Puyallup

Puyallup knows the best way to welcome summer. The 79th annual Meeker Days Art & Music Festival will be happening June 15–17. Over 200 vendors serve treats like elephant ears, cotton candy and ice cream, and pour beer and taste-test wine. There will be music for everyone, too, whether country, rock or alternative. To cap it all off, the Buick car show is ready to show itself off in style. The city also hosts a farmers market through the summer, promoting local produce and fresh goods.
puyallupmainstreet.com

Tacoma

Summer events in Tacoma are endless. Learn about the native Puyallup people through a canoe excursion. Enjoy local music every second Sunday at W.W. Seymour Botanical Conservatory. Learn about nearby tide pools. Sample the delicious and varied food truck offerings in July. There’s never a dull moment all summer in Tacoma.
traveltacoma.com

Gig Harbor

Is there a more beautiful way to kick off summer than the 21st Annual Gig Harbor Garden Tour? Take a guided tour by volunteers and ogle the floral scenery, and then enjoy treats from local vendors. Throughout the summer Gig Harbor hosts free concerts, rain or shine. On Aug. 11 you can support or participate in the Galloping Gertie Half Marathon, which takes participants through scenic byways and over the Tacoma Narrows Bridge.
gigharborguide.com

Sumner

Sumner hosts the best summer classic, the rhubarb festival.
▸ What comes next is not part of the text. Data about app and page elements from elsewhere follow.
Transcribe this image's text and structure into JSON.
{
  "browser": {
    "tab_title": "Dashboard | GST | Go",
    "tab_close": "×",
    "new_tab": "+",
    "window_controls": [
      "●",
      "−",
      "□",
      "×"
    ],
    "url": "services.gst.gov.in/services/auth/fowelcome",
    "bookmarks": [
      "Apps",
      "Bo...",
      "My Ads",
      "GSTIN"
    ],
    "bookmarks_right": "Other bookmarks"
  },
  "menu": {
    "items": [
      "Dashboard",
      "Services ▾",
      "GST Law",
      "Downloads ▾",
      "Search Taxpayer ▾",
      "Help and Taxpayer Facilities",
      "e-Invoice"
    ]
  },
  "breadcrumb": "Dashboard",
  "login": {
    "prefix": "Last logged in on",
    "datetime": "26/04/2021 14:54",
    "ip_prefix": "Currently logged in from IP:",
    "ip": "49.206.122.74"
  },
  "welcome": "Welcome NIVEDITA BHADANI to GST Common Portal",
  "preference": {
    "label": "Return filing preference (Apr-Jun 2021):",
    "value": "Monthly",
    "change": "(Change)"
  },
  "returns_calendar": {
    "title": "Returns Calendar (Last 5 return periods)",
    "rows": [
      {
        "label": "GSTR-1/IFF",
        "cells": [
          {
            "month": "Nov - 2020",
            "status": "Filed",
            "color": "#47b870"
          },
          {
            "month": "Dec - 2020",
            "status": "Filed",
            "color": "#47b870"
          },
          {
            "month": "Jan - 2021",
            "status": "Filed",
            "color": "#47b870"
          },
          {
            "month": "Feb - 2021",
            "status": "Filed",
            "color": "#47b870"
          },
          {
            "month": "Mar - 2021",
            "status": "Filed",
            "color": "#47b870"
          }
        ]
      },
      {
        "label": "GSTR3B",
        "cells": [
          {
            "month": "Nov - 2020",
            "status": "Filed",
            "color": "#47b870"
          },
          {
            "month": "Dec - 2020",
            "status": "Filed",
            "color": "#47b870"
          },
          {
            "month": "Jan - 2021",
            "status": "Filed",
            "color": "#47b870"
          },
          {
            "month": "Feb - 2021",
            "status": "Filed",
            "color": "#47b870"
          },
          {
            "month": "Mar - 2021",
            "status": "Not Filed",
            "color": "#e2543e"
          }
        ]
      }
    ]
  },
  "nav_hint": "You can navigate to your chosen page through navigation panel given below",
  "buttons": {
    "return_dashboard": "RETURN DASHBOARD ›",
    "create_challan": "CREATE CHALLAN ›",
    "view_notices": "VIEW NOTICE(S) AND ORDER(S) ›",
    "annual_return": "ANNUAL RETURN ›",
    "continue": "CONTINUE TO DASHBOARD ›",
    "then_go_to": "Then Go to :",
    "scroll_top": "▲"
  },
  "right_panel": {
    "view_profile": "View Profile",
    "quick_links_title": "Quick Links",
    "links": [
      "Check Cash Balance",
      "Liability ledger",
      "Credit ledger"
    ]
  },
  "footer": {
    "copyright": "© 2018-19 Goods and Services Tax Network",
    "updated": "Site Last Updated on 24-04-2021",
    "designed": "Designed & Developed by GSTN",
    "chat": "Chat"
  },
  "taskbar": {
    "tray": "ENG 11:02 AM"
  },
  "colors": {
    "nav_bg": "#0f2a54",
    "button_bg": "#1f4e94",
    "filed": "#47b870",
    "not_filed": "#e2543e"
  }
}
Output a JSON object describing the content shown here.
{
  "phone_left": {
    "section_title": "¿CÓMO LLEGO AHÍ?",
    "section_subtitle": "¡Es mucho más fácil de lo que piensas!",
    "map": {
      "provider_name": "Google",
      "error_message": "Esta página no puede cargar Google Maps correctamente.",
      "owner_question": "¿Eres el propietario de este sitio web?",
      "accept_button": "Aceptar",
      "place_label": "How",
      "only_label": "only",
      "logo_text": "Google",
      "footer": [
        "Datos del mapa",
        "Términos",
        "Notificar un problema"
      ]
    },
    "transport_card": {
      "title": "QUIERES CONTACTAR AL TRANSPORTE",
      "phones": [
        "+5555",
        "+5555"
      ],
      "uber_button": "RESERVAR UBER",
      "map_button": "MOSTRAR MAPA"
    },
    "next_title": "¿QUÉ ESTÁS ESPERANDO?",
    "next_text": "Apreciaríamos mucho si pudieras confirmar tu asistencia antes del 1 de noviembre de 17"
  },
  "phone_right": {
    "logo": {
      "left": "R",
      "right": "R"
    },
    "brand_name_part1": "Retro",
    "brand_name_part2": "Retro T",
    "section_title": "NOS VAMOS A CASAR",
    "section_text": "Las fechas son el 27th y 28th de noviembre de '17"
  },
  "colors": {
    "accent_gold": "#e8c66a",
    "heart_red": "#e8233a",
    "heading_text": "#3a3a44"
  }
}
Another Sumner classic is the car show. From old hot rods to antique farm trucks, this event sees countless visitors taking in the array of cars.
promotesumner.com

Lacey

Spend the 3rd of July in Lacey, a town that knows how to celebrate our country’s birthday in style. There’s a plethora of free children’s activities, such as playgrounds and booths, and parents can enjoy music from the Olson Brothers and the Funaddicts. On July 7 get your summer barbecue fill at the South Sound BBQ Festival. This event entails a professional BBQ cook-off and several other food vendors dishing out tender meat and other foods throughout the day.
ci.lacey.wa.us

Olympia

The Olympia Air Show, marking its 20th year, has become a beloved tradition to locals. On Labor Day Weekend, don’t forget about Harbor Days. As always, spectators can expect tugboat races, arts and crafts, classic fair food, and live entertainment including tribal activities. This event is in its 45th year and continues to be free, fun, and highly anticipated.
experienceolympia.com

Centralia

Visit downtown Centralia this summer for the area’s best shopping, dining and entertainment all located in a beautifully restored National Historic District. Downtown events include the three-day Antique Fest July 27-29 and the Hub City car Show on Aug. 25.
downtowncentralia.org

JORDAN MARIE MCCAW

‘Taste Washington Wine Month’

Raise a glass in celebration, because Taste Washington Wine Month is back with even more ways to enjoy and discover Washington State wine. Throughout the month of March, restaurants, retailers, hotels and wineries will offer special promotions to raise excitement about Washington’s dynamic wine industry.

The Taste Washington Wine Month website features a calendar of promotions, including winemaker dinner opportunities, discounts at local wineries and restaurants, special tasting events and more. On the website also lives a Tagboard, which automatically aggregates social media posts to pull even more specials, promotions and other social activity in one place.

“Washington State Wine is committed to supporting our local wine industry through promotions like Taste Washington Wine Month,” said Steve Warner, President of Washington State Wine. “It’s a great way for folks to discover new Washington wines and support local businesses.”

Washington State Wine will run a large advertising campaign throughout the month of March to generate roughly 1.8 million impressions. Organizers hope that combined efforts will support local restaurants and retailers, and also bring in additional opportunities through direct-to-consumer channels.

Excitement will build all month leading up to Taste Washington the nation’s largest single-region wine and food event, March 22-25 in Seattle. Taste Washington is celebrating its 21st birthday with an exciting expanded lineup of events, including more wineries, restaurants and premier chefs throughout the weekend.